Brent P's 2007 Saab 9-3 SportCombi Wagon
Improving the sound while keeping the factory stereo
Brent P's 2007 Saab 9-3 SportCombi wagon
Just because you can't replace the radio doesn't mean you can't improve your car's audio. Brent P, who works in Crutchfield's IT department, boosted his 2007 Saab 9-3 wagon's sound and functionality without installing a new receiver. Here's how he did it:
So you can't replace the receiver. Now what?
"When I worked in sales at Crutchfield, I would often get calls from customers who really wanted to upgrade their car's audio system, starting with the receiver. Then they'd tell me about their car and, well, sometimes I'd have to be the one to deliver some bad news. Unfortunately, on some cars, radio replacement just isn’t possible because there's no dash kit and/or wiring harness available.
Needless to say, some of these folks were quite disappointed. Sometimes I'd have a chance to tell them about all the things that ARE possible with their cars, but sometimes, they'd just hang up in (totally understandable) frustration. Trust me, I feel their pain, but the radio is just one element of a good system. There are plenty of ways to improve your car's sound while keeping the factory radio in place.

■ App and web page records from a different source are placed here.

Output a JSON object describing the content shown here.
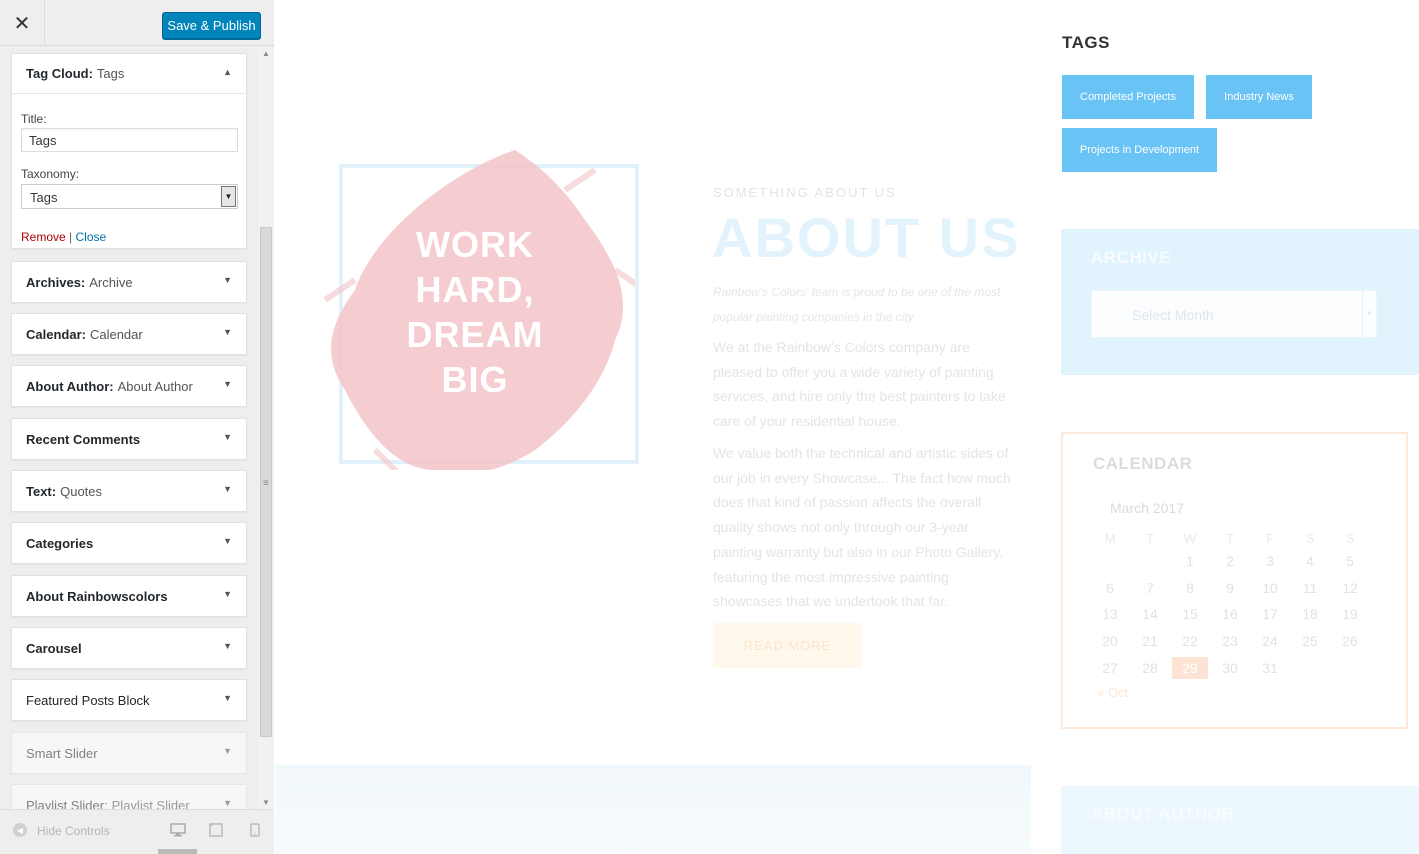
{
  "panel": {
    "close_label": "✕",
    "publish_label": "Save & Publish",
    "scroll_up": "▲",
    "scroll_down": "▼",
    "resize_handle": "≡",
    "tag_cloud": {
      "type": "Tag Cloud:",
      "name": "Tags",
      "title_label": "Title:",
      "title_value": "Tags",
      "taxonomy_label": "Taxonomy:",
      "taxonomy_value": "Tags",
      "remove_label": "Remove",
      "separator": "|",
      "close_label": "Close"
    },
    "widgets": [
      {
        "type": "Archives:",
        "name": "Archive"
      },
      {
        "type": "Calendar:",
        "name": "Calendar"
      },
      {
        "type": "About Author:",
        "name": "About Author"
      },
      {
        "type": "Recent Comments",
        "name": ""
      },
      {
        "type": "Text:",
        "name": "Quotes"
      },
      {
        "type": "Categories",
        "name": ""
      },
      {
        "type": "About Rainbowscolors",
        "name": ""
      },
      {
        "type": "Carousel",
        "name": ""
      },
      {
        "type": "Featured Posts Block",
        "name": ""
      },
      {
        "type": "Smart Slider",
        "name": ""
      },
      {
        "type": "Playlist Slider:",
        "name": "Playlist Slider"
      }
    ],
    "hide_controls": "Hide Controls"
  },
  "preview": {
    "hero_text_lines": [
      "WORK",
      "HARD,",
      "DREAM",
      "BIG"
    ],
    "about_kicker": "SOMETHING ABOUT US",
    "about_title": "ABOUT US",
    "about_lead": "Rainbow's Colors' team is proud to be one of the most popular painting companies in the city.",
    "about_para1": "We at the Rainbow's Colors company are pleased to offer you a wide variety of painting services, and hire only the best painters to take care of your residential house.",
    "about_para2": "We value both the technical and artistic sides of our job in every Showcase... The fact how much does that kind of passion affects the overall quality shows not only through our 3-year painting warranty but also in our Photo Gallery, featuring the most impressive painting showcases that we undertook that far.",
    "read_more": "READ MORE",
    "tags_title": "TAGS",
    "tags": [
      "Completed Projects",
      "Industry News",
      "Projects in Development"
    ],
    "archive_title": "ARCHIVE",
    "archive_select": "Select Month",
    "calendar_title": "CALENDAR",
    "calendar_caption": "March 2017",
    "calendar_days": [
      "M",
      "T",
      "W",
      "T",
      "F",
      "S",
      "S"
    ],
    "calendar_weeks": [
      [
        "",
        "",
        "1",
        "2",
        "3",
        "4",
        "5"
      ],
      [
        "6",
        "7",
        "8",
        "9",
        "10",
        "11",
        "12"
      ],
      [
        "13",
        "14",
        "15",
        "16",
        "17",
        "18",
        "19"
      ],
      [
        "20",
        "21",
        "22",
        "23",
        "24",
        "25",
        "26"
      ],
      [
        "27",
        "28",
        "29",
        "30",
        "31",
        "",
        ""
      ]
    ],
    "calendar_today": "29",
    "calendar_prev": "« Oct",
    "author_title": "ABOUT AUTHOR"
  },
  "colors": {
    "publish": "#0085ba",
    "tag_button": "#69c3f4",
    "blob": "#f3c4c8",
    "remove_link": "#aa0000",
    "close_link": "#0073aa"
  }
}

Mercedes-Benz, Volvo, Acura, Jaguar, Porsche, and Lexus are just a few brands that make it really challenging to install an aftermarket receiver. Saab is another one – and as the proud owner of a 2007 Saab 9-3 wagon, I know exactly how owners of those other brands must feel. When you enter your car info into our Vehicle Selector or talk to one of our experts and find that, radio-wise, there's nothing to be done, it IS frustrating. But there are other ways to get the sound you want in the car you love."
These 3-1/2" Infinity speakers fit right into corners of the Saab's dash.

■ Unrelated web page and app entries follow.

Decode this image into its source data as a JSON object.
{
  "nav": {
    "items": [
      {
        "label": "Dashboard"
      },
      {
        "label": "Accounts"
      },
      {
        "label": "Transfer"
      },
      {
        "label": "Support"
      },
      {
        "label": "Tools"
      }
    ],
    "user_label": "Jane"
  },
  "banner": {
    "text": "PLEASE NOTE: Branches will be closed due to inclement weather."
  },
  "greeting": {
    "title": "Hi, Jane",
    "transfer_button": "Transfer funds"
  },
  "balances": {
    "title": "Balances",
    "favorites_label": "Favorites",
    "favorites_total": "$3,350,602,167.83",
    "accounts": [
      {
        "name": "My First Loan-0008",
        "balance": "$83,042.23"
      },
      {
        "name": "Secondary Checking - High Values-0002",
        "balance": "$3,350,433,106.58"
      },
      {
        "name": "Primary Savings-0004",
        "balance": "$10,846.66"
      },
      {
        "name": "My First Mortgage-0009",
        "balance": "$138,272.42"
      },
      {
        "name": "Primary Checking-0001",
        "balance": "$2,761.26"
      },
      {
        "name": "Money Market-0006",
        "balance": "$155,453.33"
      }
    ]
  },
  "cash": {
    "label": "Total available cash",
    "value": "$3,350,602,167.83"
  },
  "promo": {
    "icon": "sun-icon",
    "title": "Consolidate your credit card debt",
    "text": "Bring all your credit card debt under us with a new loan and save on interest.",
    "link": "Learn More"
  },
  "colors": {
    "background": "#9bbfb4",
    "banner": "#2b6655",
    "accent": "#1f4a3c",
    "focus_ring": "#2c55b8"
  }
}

New speakers make a big difference
"As an example, here’s what I did with my car. I can’t replace the factory radio because we carry neither a dash kit nor a wiring harness (See note below - Ed.) that works with it. Once I accepted the fact that the touchscreen nav receiver of my dreams was just that – a dream – I focused on improving the things that I could improve: the factory speakers.
I chose 2-ohm Infinity speakers because they worked best with the factory radio. The front doors got a set of 6-1/2” Infinity Reference coaxial speakers in the front doors, installed within 6.5” Boom Mat speaker baffles to quiet the door rattles.
I also installed a set of 300 Hz Bass Blockers to give the mids more 'room' and let the factory subwoofer handle the bass.I didn’t replace the factory 10” Pioneer subwoofer or the two factory amps this time around, because they're doing the job I need them to do for now. Maybe later, though.
I installed one set of 3-1/2” Infinity Reference coaxial speakers in the dash corners and another set in the rear hatch. I also replaced the factory center dash speaker with a 4" Sound Ordnance P40 speaker. Now that the weather's turned cold, I'll be installing baffles on these speakers, too. The rattles and vibrations tend to increase when the temperature drops."
The Pro.Fit bracket keeps Brent's iPod accessible and secure.
Portable tech solutions help, too
"Okay, so that touchscreen receiver is never going to happen with this car. That's a bummer, but I'm still able to enjoy a lot of the same functionality.
I put a Pro.Fit bracket on the dash to hold my iPhone®, which plays through the factory radio with help from a Scosche auxilliary cable. As for navigation, I hook up a portable GPS for long trips out of town, and that works just fine.
My Saab doesn't sport the most elegant, high-tech dashboard in the company parking lot, but my music sounds terrific coming from the Infinity speakers, and that's the important part. I'm still looking at the same old factory receiver, but it's performing better than ever before."
Wondering what fits your car? To find out, visit Crutchfield's Outfit My Car page and enter your vehicle information.
Note: While there are kits and harnesses available elsewhere for this car, none of them retain the Saab's factory warning chimes. So while it's possible to swap in a new receiver, we don't recommend it because of the lack of chimes and the fact that the installer still has to run an accessory power wire to the fuse box. When in doubt, we always err on the side of safety.
Vehicles in the Custom Car Showroom are submitted by customers, fans, and in this case, Crutchfield employees. You can find more of these articles on the Showroom main page.